Ann Hood is the author of nine novels, including Somewhere off the Coast of Maine, The Knitting Circle, and most recently, The Red Thread. She has also written two memoirs, Do Not Go Gentle: My Search for Miracles, and Comfort: A Journey Through Grief, which was a New York Times Editors' Choice and one of Entertainment Weekly's Top Ten Nonfiction Books of 2008. Her essays and short stories have appeared in The New York Times; Paris Review; The Washington Post; O; Glimmertrain; and Tin House. She is also the author of The Treasure Chest, a forthcoming eight-book series for children featuring 12-year-old twins, Felix and Maisie, who travel in time to meet iconic American figures from centuries past. The winner of two Pushcart Prizes, the Paul Bowles Prize for Short Fiction, and a Best American Spiritual Writing Award, she lives in Providence, Rhode Island. The Knitting Circle will soon be an HBO movie starring Katherine Heigl.
Andre Dubus III is the author of five books: The Cage Keeper and Other Stories, Bluesman, and The New York Times bestsellers, House of Sand and Fog, The Garden of Last Days, and his memoir, Townie, a #4 New York Times bestseller and a New York Times "Editors' Choice". It is named on many "Top Non-fiction Books of 2011" lists, including The New York Times, Publishers Weekly, The Library journal, Kirkus Reviews, and Esquire magazine. His work has been included in The Best American Essays of 1994 and The Best Spiritual Writing of 1999. He has been awarded a Guggenheim Fellowship, The National Magazine Award for fiction, The Pushcart Prize, and was a Finalist for the National Book Award, the Rome Prize Fellowship from the American Academy of Arts and Letters, and is a 2012 recipient of an Arts and Letters Award in Literature from the American Academy of Arts and Letters.

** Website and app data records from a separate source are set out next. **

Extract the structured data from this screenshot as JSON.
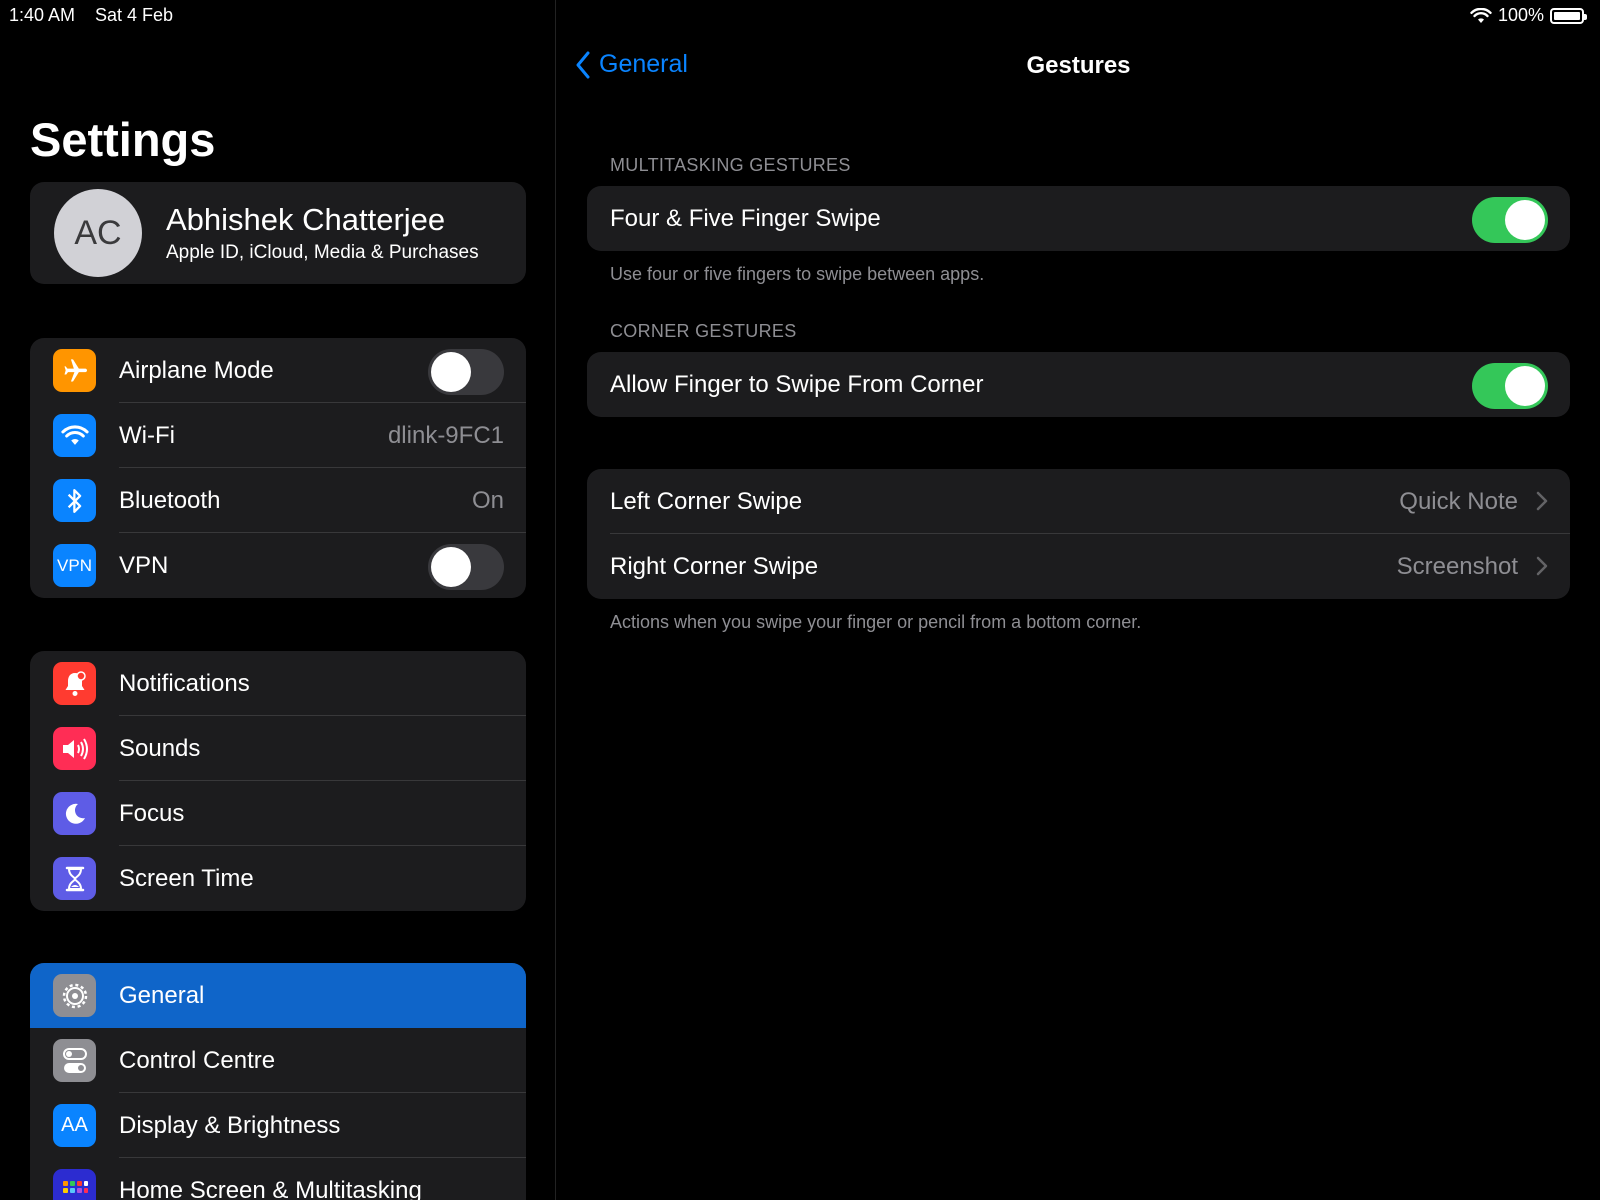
{
  "status": {
    "time": "1:40 AM",
    "date": "Sat 4 Feb",
    "battery": "100%"
  },
  "sidebar": {
    "title": "Settings",
    "profile": {
      "initials": "AC",
      "name": "Abhishek Chatterjee",
      "subtitle": "Apple ID, iCloud, Media & Purchases"
    },
    "groups": [
      [
        {
          "label": "Airplane Mode",
          "icon": "airplane-icon",
          "color": "#ff9500",
          "toggle": false
        },
        {
          "label": "Wi-Fi",
          "icon": "wifi-icon",
          "color": "#0a84ff",
          "value": "dlink-9FC1"
        },
        {
          "label": "Bluetooth",
          "icon": "bluetooth-icon",
          "color": "#0a84ff",
          "value": "On"
        },
        {
          "label": "VPN",
          "icon": "vpn-icon",
          "icon_text": "VPN",
          "color": "#0a84ff",
          "toggle": false
        }
      ],
      [
        {
          "label": "Notifications",
          "icon": "bell-icon",
          "color": "#ff3b30"
        },
        {
          "label": "Sounds",
          "icon": "speaker-icon",
          "color": "#ff2d55"
        },
        {
          "label": "Focus",
          "icon": "moon-icon",
          "color": "#5e5ce6"
        },
        {
          "label": "Screen Time",
          "icon": "hourglass-icon",
          "color": "#5e5ce6"
        }
      ],
      [
        {
          "label": "General",
          "icon": "gear-icon",
          "color": "#8e8e93",
          "selected": true
        },
        {
          "label": "Control Centre",
          "icon": "switches-icon",
          "color": "#8e8e93"
        },
        {
          "label": "Display & Brightness",
          "icon": "text-size-icon",
          "icon_text": "AA",
          "color": "#0a84ff"
        },
        {
          "label": "Home Screen & Multitasking",
          "icon": "grid-icon",
          "color": "#2c2cd0"
        }
      ]
    ]
  },
  "detail": {
    "back_label": "General",
    "title": "Gestures",
    "multitasking_header": "MULTITASKING GESTURES",
    "four_five_label": "Four & Five Finger Swipe",
    "four_five_on": true,
    "multitasking_footer": "Use four or five fingers to swipe between apps.",
    "corner_header": "CORNER GESTURES",
    "allow_corner_label": "Allow Finger to Swipe From Corner",
    "allow_corner_on": true,
    "left_corner_label": "Left Corner Swipe",
    "left_corner_value": "Quick Note",
    "right_corner_label": "Right Corner Swipe",
    "right_corner_value": "Screenshot",
    "corner_footer": "Actions when you swipe your finger or pencil from a bottom corner."
  },
  "colors": {
    "accent": "#0a84ff",
    "toggle_on": "#34c759",
    "selected_row": "#0f65c9",
    "cell_bg": "#1c1c1e"
  }
}
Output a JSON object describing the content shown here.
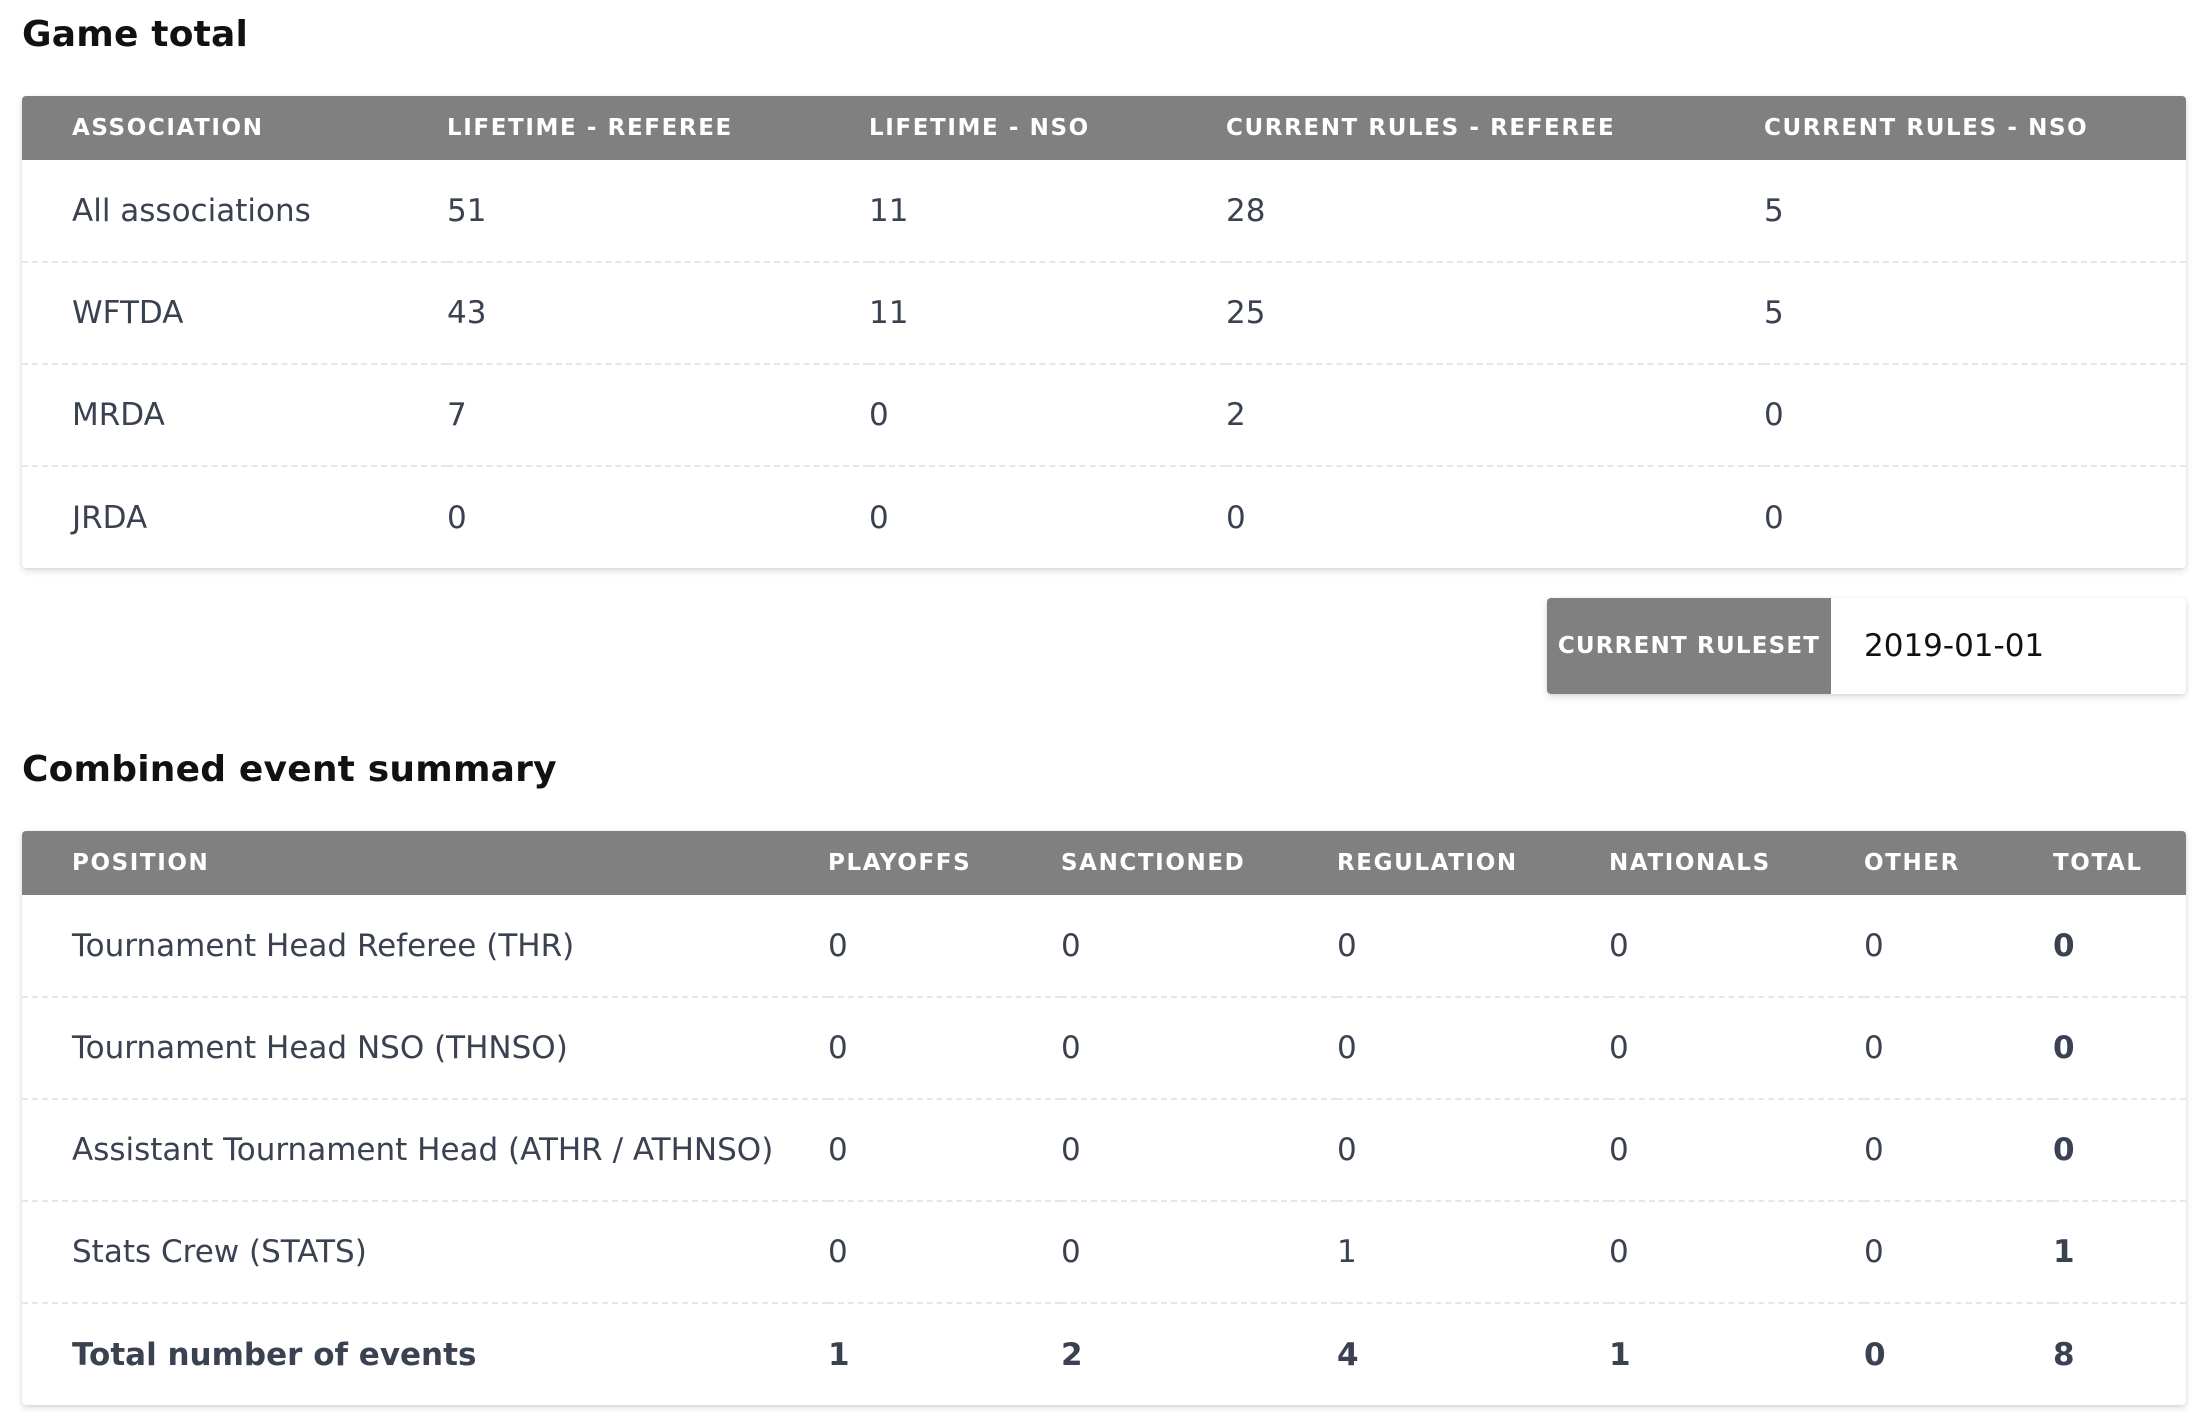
{
  "game_total": {
    "title": "Game total",
    "headers": [
      "ASSOCIATION",
      "LIFETIME - REFEREE",
      "LIFETIME - NSO",
      "CURRENT RULES - REFEREE",
      "CURRENT RULES - NSO"
    ],
    "rows": [
      [
        "All associations",
        "51",
        "11",
        "28",
        "5"
      ],
      [
        "WFTDA",
        "43",
        "11",
        "25",
        "5"
      ],
      [
        "MRDA",
        "7",
        "0",
        "2",
        "0"
      ],
      [
        "JRDA",
        "0",
        "0",
        "0",
        "0"
      ]
    ]
  },
  "ruleset": {
    "label": "CURRENT RULESET",
    "value": "2019-01-01"
  },
  "event_summary": {
    "title": "Combined event summary",
    "headers": [
      "POSITION",
      "PLAYOFFS",
      "SANCTIONED",
      "REGULATION",
      "NATIONALS",
      "OTHER",
      "TOTAL"
    ],
    "rows": [
      [
        "Tournament Head Referee (THR)",
        "0",
        "0",
        "0",
        "0",
        "0",
        "0"
      ],
      [
        "Tournament Head NSO (THNSO)",
        "0",
        "0",
        "0",
        "0",
        "0",
        "0"
      ],
      [
        "Assistant Tournament Head (ATHR / ATHNSO)",
        "0",
        "0",
        "0",
        "0",
        "0",
        "0"
      ],
      [
        "Stats Crew (STATS)",
        "0",
        "0",
        "1",
        "0",
        "0",
        "1"
      ]
    ],
    "total_row": [
      "Total number of events",
      "1",
      "2",
      "4",
      "1",
      "0",
      "8"
    ]
  }
}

Laura Lippman was a reporter for 20 years, including twelve years at The Baltimore Sun. Her Tess Monaghan books (By A Spider's Thread; The Last Place; The Sugar House; Baltimore Blues; Charm City; Butchers Hill; No Good Deeds; and In Big Trouble) have won every major mystery prize including the Edgar, Shamus, Agatha, Anthony, and Nero Wolfe awards, and her novel, In a Strange City, was named a New York Times Notable Book of the Year. She is also the author of five previous stand-alone novels: To the Power of Three; Every Secret Thing; What the Dead Know (also the winner of the Quill Award for Best Mystery); Life Sentences; and I'd Know You Anywhere—the last three were also New York Times bestsellers. In 2008 Ms. Lippman's award-winning short stories were anthologized for the first time in one volume, along with an original novella, Hardly Knew Her. Fall 2008 also marked Ms. Lippman's serialization in The New York Times Magazine with The Girl in the Green Raincoat—a continuation of her P.I. character Tess Monaghan. Her most recent stand-alone novel, And When She Was Good, was published in August 2012. A recipient of the first Mayor's Prize for Literary Excellence and the 2003 Maryland Author Award, she and her husband, David Simon, divide their time between Baltimore and New Orleans.